In 2005, then minister for justice Michael McDowell put forward proposals to reform Ireland’s alcohol licensing laws. McDowell argued that the effective monopoly held by publicans over the sale and consumption of alcohol in public spaces, originally imposed in a different era to inhibit excessive consumption and abuse, was actually contributing to contemporary societal problems such as binge-drinking.
As an economic liberal, he believed that breaking that monopoly was not just a good thing in itself but would encourage the development of a European-style “café culture”, where moderate drinking took place alongside dining, and where customers would have a wider choice of where to spend their evenings.
History records that McDowell's project failed. This week, as Minister for Tourism, Culture and Arts Catherine Martin unveils proposals for reviving and supporting Ireland's night-time economy, it's worth recalling how and why that happened.
This is one of the occasions, by the way, when her unwieldy portfolio makes sense. Hospitality, tourism, entertainment, live performance and culture are all intertwined with and dependent on a vibrant night-time sector, which in turn depends on sympathetic and appropriate regulation and licensing laws. Too often, though, these decisions are made at the behest of powerful lobbies rather than in the public interest.
Reflecting on his own experience, the former minister and Progressive Democrats leader (a regular contributor to this newspaper) described a "total disconnect between opinion in Leinster House and the views of the people of Ireland".
Compared with McDowell, Martin, a likely future leader of the Green Party, is a different politician with a different set of objectives at a different time, but she might want to take note.
The events of the past summer have revealed the enduring power of the pub and restaurant lobbies, compared with the arts and live entertainment sectors
“The outcome says an awful lot about the ‘real Ireland’ as distinguished from the ‘imagined, aspirational Ireland’ that might have happened and indeed might still happen,” McDowell writes, describing how “the vintners’ lobby went into overdrive. TDs’ clinics were visited throughout the land. TDs were told that the café bar would ‘destroy the family pub’, proliferate drinking, and lead to chaos and crime in every corner of the country. ‘Publican pressure’ surged. Fianna Fáil mutated from the ‘republican party’ to the ‘publican party’. Fine Gael hotly attacked the idea. So did Labour and – wait for it – the Greens.”
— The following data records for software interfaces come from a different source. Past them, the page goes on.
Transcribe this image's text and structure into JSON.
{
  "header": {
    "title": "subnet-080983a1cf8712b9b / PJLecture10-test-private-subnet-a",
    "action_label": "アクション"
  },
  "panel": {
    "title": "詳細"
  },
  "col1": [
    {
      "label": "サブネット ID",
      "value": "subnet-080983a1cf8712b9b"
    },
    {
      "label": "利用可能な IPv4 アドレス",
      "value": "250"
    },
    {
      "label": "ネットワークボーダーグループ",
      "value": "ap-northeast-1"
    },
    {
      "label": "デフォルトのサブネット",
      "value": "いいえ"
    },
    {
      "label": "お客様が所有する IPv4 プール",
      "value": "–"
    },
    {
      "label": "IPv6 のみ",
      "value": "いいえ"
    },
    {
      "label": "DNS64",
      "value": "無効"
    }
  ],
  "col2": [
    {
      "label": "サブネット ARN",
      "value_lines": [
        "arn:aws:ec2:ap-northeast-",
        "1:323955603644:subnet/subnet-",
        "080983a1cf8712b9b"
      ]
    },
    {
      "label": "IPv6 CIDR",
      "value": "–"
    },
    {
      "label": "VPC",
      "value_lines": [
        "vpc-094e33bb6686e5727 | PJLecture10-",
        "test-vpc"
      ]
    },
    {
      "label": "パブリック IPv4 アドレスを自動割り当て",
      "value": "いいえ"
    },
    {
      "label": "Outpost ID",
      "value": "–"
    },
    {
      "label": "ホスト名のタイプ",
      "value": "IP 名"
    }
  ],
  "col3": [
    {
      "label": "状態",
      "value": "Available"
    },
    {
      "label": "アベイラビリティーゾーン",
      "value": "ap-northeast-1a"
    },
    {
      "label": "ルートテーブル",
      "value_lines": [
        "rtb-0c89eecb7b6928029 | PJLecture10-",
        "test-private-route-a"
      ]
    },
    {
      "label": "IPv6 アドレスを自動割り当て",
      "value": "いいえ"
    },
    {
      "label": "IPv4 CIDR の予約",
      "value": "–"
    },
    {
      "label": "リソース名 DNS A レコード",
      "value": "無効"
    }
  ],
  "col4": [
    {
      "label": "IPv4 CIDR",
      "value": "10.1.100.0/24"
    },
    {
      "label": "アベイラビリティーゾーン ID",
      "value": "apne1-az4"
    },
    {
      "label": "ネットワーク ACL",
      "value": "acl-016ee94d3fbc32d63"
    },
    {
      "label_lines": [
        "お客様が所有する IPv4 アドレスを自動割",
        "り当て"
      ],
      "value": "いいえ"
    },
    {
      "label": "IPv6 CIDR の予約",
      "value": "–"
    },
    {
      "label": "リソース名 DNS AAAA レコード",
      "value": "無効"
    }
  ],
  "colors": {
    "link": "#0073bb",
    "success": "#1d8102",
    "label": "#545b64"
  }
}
Sixteen years is a long time. Much has changed, including social habits around alcohol, with a shift to off-sales, a decline in per capita consumption and a precipitous decline in the value of licences.
But the events of the past summer have revealed the enduring power of the pub and restaurant lobbies, compared with the arts and live entertainment sectors. Correspondence published in The Irish Times this week under Freedom of Information legislation reveals the deep frustration expressed by Martin in late July and early August as she sought even an acknowledgment – much less a meeting – with Cabinet colleagues and medical authorities over the failure to use Covid passes to develop a viable reopening plan for theatres, cinemas and music venues.
“As you know,” she wrote to Minister for Health Stephen Donnelly, “I have made repeated calls to Cabinet colleagues stressing the importance of clarity for reopening within the arts and culture sector, and subsequently I have explored every possible channel via officials in order to have a reopening plan prioritised and developed with urgency. This process has become unnecessarily stalled and I cannot stand by when a sector, which supports 35,000 jobs and is intrinsic to Ireland’s societal identity and wellbeing, is being treated unjustifiably with inequity.”
Our arcane, random and highly expensive licensing laws act as a barrier to entry for anyone trying to open a club, establish a venue or just reimagine a new use for an empty space
It would be several more weeks before the Government extended the use of vaccination passes from pubs to live entertainment venues. It’s still not clear why this was the case, but the contrast between the treatment of the two sectors is glaring.
The report released by Martin on Wednesday is not all about alcohol licensing. It includes many proposals which have been circulating for years among those who advocate for a more sympathetic and progressive approach to the night-time economy.
Those proposals gain added urgency as cities and towns seek to recover from a shutdown that has laid bare the failures of planning in the form of vacant buildings, shuttered shopfronts and empty streets.
But our arcane, random and highly expensive licensing laws act as a barrier to entry for anyone trying to open a club, establish a venue or just reimagine a new use for an empty space.
Those laws don’t fall under Martin’s brief. Minister of State at the Department of Justice Hildegarde Naughton, announcing plans for legislation by next year, said much of it would “build on work that was done in the early 2000s as part of an effort to reform licensing laws there”.
Which seems to be exactly where we came in.